Segment Start: Task data

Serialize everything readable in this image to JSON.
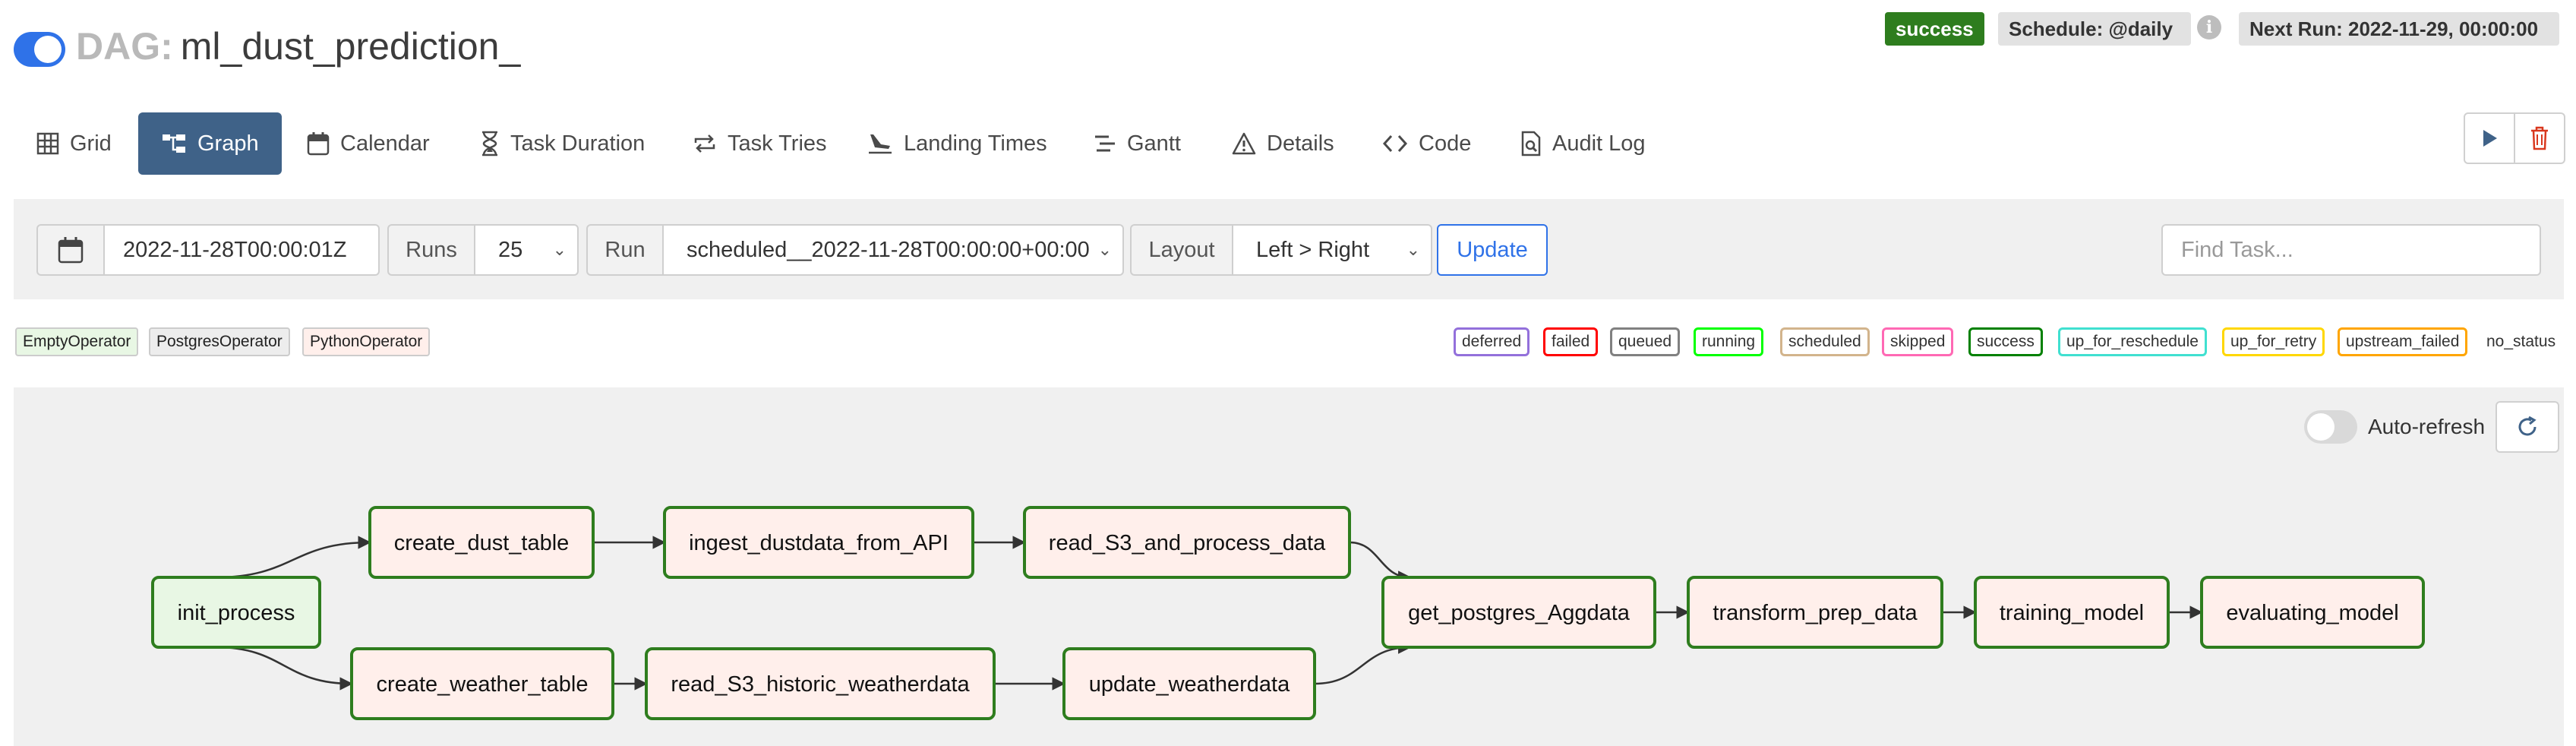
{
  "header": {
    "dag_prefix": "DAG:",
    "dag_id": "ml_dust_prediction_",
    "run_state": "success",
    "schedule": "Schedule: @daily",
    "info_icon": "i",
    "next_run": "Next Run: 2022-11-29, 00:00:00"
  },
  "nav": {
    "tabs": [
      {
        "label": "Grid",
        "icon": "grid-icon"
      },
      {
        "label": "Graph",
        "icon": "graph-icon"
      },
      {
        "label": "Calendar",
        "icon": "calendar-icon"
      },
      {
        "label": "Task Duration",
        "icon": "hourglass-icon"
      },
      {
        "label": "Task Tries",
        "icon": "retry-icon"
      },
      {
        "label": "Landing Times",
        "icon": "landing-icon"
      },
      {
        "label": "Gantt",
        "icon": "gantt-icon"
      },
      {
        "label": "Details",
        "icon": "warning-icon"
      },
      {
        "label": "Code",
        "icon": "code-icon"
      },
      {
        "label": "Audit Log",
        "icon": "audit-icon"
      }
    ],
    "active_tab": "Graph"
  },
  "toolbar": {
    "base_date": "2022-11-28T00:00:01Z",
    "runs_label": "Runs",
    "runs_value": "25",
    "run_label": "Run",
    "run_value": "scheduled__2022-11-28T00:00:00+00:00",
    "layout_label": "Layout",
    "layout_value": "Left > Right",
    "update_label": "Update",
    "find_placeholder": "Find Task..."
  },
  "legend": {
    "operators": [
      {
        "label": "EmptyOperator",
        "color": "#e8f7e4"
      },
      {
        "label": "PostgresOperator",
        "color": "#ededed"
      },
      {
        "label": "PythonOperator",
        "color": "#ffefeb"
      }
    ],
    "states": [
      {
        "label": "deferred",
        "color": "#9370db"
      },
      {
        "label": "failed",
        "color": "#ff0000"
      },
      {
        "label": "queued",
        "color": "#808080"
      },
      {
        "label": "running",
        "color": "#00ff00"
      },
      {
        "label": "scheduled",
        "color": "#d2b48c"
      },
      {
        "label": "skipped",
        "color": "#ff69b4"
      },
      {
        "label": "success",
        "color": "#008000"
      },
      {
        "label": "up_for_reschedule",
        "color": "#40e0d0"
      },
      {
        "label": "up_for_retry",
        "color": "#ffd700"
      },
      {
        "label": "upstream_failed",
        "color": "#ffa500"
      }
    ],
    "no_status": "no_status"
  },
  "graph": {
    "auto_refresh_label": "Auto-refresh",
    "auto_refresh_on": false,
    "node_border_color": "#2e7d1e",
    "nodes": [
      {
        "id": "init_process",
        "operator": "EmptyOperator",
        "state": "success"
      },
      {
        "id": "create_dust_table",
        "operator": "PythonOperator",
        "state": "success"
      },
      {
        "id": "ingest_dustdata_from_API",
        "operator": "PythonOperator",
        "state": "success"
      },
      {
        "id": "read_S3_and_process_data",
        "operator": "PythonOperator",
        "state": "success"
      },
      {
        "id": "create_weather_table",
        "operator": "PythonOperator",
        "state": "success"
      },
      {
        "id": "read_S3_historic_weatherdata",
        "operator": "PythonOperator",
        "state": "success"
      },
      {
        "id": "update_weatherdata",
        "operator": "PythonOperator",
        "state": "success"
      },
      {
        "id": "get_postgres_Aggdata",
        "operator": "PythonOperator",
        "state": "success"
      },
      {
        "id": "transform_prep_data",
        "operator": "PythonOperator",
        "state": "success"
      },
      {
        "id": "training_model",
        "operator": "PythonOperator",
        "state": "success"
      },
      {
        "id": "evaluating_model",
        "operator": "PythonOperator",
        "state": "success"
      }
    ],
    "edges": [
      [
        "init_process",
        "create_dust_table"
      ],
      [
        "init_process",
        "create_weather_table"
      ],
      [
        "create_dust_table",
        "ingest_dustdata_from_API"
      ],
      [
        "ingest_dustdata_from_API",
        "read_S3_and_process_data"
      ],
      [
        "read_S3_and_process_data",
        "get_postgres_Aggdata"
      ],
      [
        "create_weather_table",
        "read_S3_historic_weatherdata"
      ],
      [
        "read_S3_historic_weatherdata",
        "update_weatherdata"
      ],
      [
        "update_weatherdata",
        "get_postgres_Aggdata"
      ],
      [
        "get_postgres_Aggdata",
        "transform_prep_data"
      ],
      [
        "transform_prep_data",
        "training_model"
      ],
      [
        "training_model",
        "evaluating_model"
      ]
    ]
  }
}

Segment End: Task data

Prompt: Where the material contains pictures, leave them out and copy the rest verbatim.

Exercise answer:
Serialize everything readable in this image to JSON.
{
  "header": {
    "dag_prefix": "DAG:",
    "dag_id": "ml_dust_prediction_",
    "run_state": "success",
    "schedule": "Schedule: @daily",
    "info_icon": "i",
    "next_run": "Next Run: 2022-11-29, 00:00:00"
  },
  "nav": {
    "tabs": [
      {
        "label": "Grid",
        "icon": "grid-icon"
      },
      {
        "label": "Graph",
        "icon": "graph-icon"
      },
      {
        "label": "Calendar",
        "icon": "calendar-icon"
      },
      {
        "label": "Task Duration",
        "icon": "hourglass-icon"
      },
      {
        "label": "Task Tries",
        "icon": "retry-icon"
      },
      {
        "label": "Landing Times",
        "icon": "landing-icon"
      },
      {
        "label": "Gantt",
        "icon": "gantt-icon"
      },
      {
        "label": "Details",
        "icon": "warning-icon"
      },
      {
        "label": "Code",
        "icon": "code-icon"
      },
      {
        "label": "Audit Log",
        "icon": "audit-icon"
      }
    ],
    "active_tab": "Graph"
  },
  "toolbar": {
    "base_date": "2022-11-28T00:00:01Z",
    "runs_label": "Runs",
    "runs_value": "25",
    "run_label": "Run",
    "run_value": "scheduled__2022-11-28T00:00:00+00:00",
    "layout_label": "Layout",
    "layout_value": "Left > Right",
    "update_label": "Update",
    "find_placeholder": "Find Task..."
  },
  "legend": {
    "operators": [
      {
        "label": "EmptyOperator",
        "color": "#e8f7e4"
      },
      {
        "label": "PostgresOperator",
        "color": "#ededed"
      },
      {
        "label": "PythonOperator",
        "color": "#ffefeb"
      }
    ],
    "states": [
      {
        "label": "deferred",
        "color": "#9370db"
      },
      {
        "label": "failed",
        "color": "#ff0000"
      },
      {
        "label": "queued",
        "color": "#808080"
      },
      {
        "label": "running",
        "color": "#00ff00"
      },
      {
        "label": "scheduled",
        "color": "#d2b48c"
      },
      {
        "label": "skipped",
        "color": "#ff69b4"
      },
      {
        "label": "success",
        "color": "#008000"
      },
      {
        "label": "up_for_reschedule",
        "color": "#40e0d0"
      },
      {
        "label": "up_for_retry",
        "color": "#ffd700"
      },
      {
        "label": "upstream_failed",
        "color": "#ffa500"
      }
    ],
    "no_status": "no_status"
  },
  "graph": {
    "auto_refresh_label": "Auto-refresh",
    "auto_refresh_on": false,
    "node_border_color": "#2e7d1e",
    "nodes": [
      {
        "id": "init_process",
        "operator": "EmptyOperator",
        "state": "success"
      },
      {
        "id": "create_dust_table",
        "operator": "PythonOperator",
        "state": "success"
      },
      {
        "id": "ingest_dustdata_from_API",
        "operator": "PythonOperator",
        "state": "success"
      },
      {
        "id": "read_S3_and_process_data",
        "operator": "PythonOperator",
        "state": "success"
      },
      {
        "id": "create_weather_table",
        "operator": "PythonOperator",
        "state": "success"
      },
      {
        "id": "read_S3_historic_weatherdata",
        "operator": "PythonOperator",
        "state": "success"
      },
      {
        "id": "update_weatherdata",
        "operator": "PythonOperator",
        "state": "success"
      },
      {
        "id": "get_postgres_Aggdata",
        "operator": "PythonOperator",
        "state": "success"
      },
      {
        "id": "transform_prep_data",
        "operator": "PythonOperator",
        "state": "success"
      },
      {
        "id": "training_model",
        "operator": "PythonOperator",
        "state": "success"
      },
      {
        "id": "evaluating_model",
        "operator": "PythonOperator",
        "state": "success"
      }
    ],
    "edges": [
      [
        "init_process",
        "create_dust_table"
      ],
      [
        "init_process",
        "create_weather_table"
      ],
      [
        "create_dust_table",
        "ingest_dustdata_from_API"
      ],
      [
        "ingest_dustdata_from_API",
        "read_S3_and_process_data"
      ],
      [
        "read_S3_and_process_data",
        "get_postgres_Aggdata"
      ],
      [
        "create_weather_table",
        "read_S3_historic_weatherdata"
      ],
      [
        "read_S3_historic_weatherdata",
        "update_weatherdata"
      ],
      [
        "update_weatherdata",
        "get_postgres_Aggdata"
      ],
      [
        "get_postgres_Aggdata",
        "transform_prep_data"
      ],
      [
        "transform_prep_data",
        "training_model"
      ],
      [
        "training_model",
        "evaluating_model"
      ]
    ]
  }
}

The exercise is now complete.